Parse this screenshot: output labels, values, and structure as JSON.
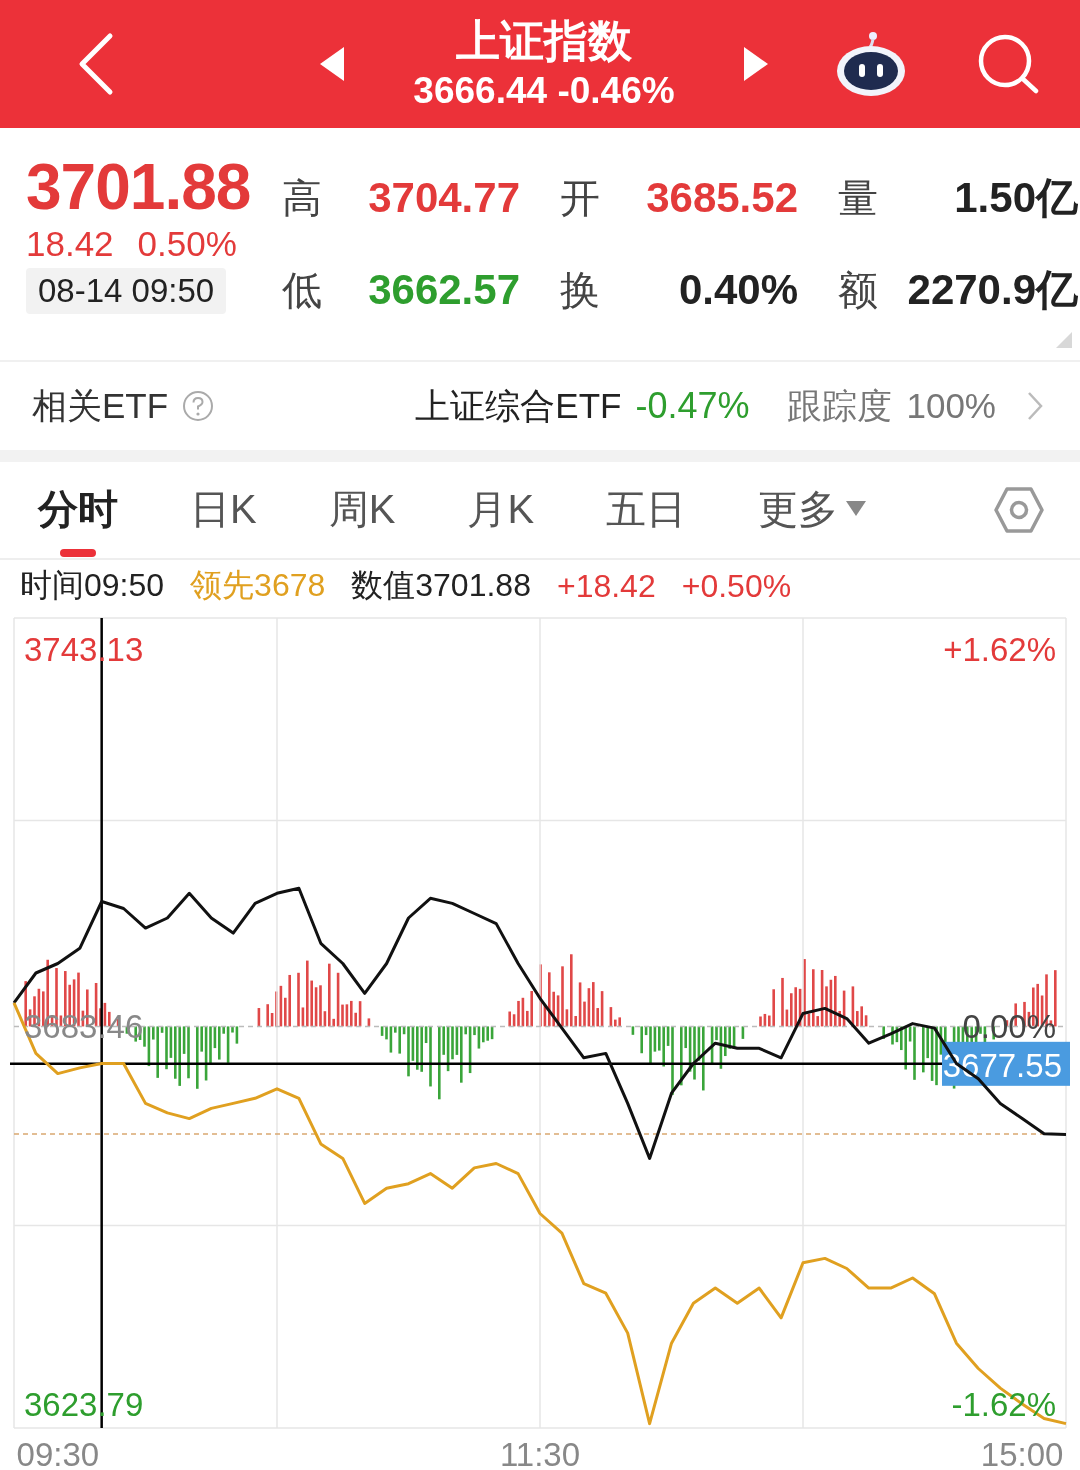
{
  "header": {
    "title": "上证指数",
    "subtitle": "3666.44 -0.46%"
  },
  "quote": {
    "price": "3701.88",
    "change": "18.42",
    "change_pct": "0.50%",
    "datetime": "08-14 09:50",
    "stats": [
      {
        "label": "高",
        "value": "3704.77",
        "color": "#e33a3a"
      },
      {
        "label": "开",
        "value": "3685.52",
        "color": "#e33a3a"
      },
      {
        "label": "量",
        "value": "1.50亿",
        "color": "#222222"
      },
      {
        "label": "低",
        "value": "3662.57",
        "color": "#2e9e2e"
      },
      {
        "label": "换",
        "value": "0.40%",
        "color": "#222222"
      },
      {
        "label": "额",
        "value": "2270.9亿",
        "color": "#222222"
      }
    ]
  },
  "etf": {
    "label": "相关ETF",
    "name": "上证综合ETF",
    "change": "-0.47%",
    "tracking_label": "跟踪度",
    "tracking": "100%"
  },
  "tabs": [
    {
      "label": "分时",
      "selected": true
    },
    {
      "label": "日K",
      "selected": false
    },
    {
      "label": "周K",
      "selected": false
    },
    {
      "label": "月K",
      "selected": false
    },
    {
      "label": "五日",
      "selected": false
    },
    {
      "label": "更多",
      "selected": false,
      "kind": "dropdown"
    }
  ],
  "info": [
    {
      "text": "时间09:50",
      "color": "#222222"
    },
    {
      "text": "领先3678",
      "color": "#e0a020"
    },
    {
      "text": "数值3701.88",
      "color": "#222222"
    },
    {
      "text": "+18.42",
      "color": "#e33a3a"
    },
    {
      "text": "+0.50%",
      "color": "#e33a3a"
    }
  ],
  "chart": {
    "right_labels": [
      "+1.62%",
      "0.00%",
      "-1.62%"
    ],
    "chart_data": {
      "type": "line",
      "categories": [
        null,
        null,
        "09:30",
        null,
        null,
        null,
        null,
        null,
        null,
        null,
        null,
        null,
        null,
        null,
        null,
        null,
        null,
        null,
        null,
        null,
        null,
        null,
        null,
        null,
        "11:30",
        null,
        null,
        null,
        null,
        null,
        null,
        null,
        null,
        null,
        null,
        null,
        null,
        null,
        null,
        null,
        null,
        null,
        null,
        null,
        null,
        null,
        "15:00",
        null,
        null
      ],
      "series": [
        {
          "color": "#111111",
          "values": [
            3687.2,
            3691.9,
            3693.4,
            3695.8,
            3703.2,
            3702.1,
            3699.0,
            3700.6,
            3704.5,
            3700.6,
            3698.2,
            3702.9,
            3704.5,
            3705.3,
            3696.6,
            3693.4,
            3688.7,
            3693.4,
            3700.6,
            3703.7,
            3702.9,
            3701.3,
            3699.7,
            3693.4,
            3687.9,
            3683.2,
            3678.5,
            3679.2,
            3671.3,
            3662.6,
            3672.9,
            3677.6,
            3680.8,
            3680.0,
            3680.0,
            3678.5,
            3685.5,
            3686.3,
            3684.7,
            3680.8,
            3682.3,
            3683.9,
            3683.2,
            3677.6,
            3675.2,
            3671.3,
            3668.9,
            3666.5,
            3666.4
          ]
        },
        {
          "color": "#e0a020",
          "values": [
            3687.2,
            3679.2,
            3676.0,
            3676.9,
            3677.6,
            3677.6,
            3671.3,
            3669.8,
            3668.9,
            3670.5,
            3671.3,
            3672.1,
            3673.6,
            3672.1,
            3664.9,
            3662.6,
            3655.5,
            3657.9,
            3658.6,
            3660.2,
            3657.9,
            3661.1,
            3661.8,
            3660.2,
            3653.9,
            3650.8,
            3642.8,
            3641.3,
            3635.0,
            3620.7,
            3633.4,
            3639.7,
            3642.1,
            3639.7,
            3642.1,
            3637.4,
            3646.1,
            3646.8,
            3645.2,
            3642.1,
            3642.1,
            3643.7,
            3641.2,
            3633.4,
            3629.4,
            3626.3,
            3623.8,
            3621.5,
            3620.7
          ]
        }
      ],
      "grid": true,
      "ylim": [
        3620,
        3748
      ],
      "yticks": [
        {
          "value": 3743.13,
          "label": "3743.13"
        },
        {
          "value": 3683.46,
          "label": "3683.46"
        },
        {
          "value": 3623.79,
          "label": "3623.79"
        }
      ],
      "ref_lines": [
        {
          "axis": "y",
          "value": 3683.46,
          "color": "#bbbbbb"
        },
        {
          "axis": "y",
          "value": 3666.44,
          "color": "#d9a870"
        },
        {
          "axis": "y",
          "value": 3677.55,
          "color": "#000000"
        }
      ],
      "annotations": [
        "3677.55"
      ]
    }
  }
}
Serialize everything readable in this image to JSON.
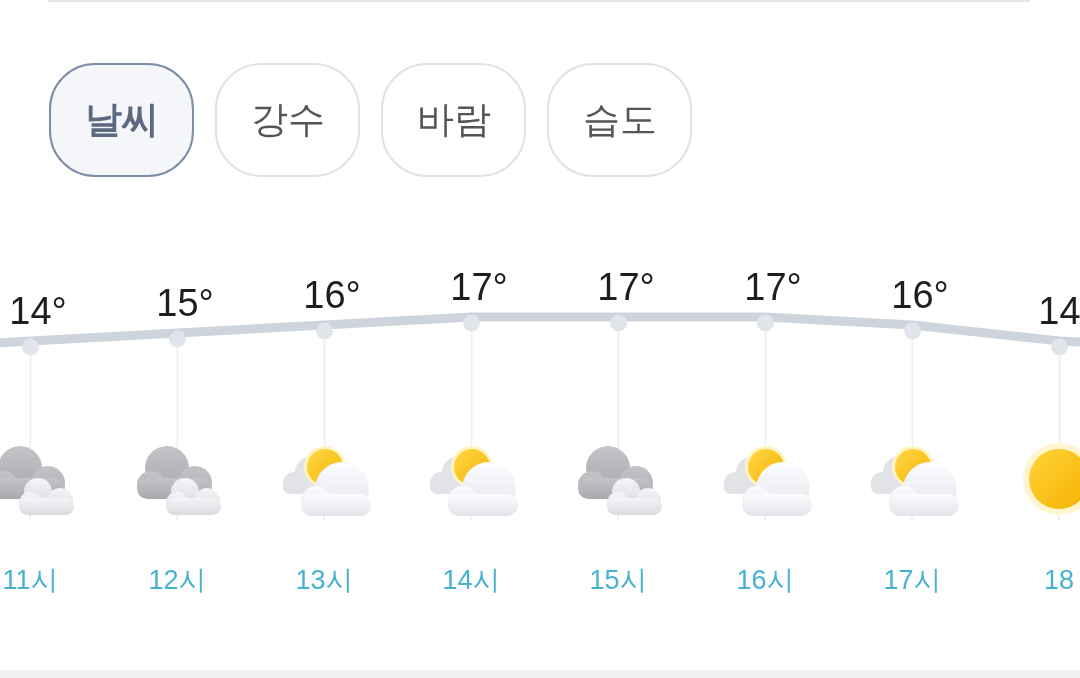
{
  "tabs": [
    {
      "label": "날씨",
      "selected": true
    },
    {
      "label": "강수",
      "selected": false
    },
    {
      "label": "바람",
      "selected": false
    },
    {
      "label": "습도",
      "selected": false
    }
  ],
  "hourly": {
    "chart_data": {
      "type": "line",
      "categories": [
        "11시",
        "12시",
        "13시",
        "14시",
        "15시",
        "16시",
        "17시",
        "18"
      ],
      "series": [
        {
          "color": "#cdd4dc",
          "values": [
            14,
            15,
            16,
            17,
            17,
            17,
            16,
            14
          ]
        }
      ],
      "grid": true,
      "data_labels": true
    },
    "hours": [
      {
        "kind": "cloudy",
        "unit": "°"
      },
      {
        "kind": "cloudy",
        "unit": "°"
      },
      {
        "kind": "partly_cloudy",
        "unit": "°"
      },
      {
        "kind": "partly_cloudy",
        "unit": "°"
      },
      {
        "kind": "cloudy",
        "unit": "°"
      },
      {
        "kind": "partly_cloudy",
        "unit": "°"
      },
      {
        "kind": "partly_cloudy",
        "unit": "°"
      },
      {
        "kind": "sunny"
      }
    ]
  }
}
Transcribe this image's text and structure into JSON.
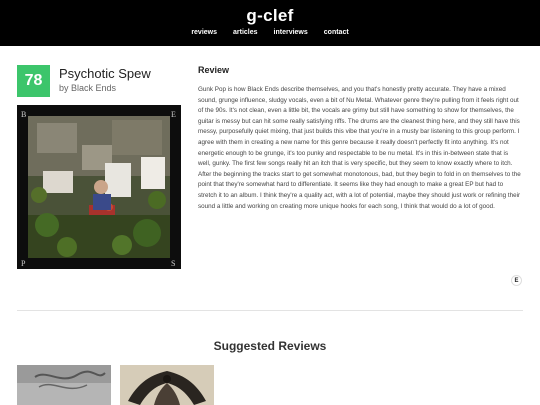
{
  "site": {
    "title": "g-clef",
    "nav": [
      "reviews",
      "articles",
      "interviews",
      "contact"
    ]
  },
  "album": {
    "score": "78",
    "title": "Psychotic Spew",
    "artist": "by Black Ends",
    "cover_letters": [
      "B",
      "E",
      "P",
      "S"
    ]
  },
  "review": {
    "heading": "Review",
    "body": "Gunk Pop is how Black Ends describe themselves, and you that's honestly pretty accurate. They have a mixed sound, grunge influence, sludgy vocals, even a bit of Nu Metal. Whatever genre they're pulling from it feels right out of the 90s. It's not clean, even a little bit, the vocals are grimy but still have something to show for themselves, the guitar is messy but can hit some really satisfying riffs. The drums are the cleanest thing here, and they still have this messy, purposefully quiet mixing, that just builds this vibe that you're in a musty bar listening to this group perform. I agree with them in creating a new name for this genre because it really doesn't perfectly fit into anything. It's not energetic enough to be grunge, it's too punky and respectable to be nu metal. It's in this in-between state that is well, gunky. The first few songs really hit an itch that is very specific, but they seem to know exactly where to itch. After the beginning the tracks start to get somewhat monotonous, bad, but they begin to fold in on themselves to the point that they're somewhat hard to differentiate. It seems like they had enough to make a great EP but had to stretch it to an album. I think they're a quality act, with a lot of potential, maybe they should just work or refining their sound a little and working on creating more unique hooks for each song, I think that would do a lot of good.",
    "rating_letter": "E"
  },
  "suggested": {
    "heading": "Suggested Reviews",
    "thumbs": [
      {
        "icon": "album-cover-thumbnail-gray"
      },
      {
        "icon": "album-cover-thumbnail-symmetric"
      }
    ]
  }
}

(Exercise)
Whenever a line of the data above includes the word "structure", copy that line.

(Solution)
Parse this screenshot: output labels, values, and structure as JSON.
Transcribe this image's text and structure into JSON.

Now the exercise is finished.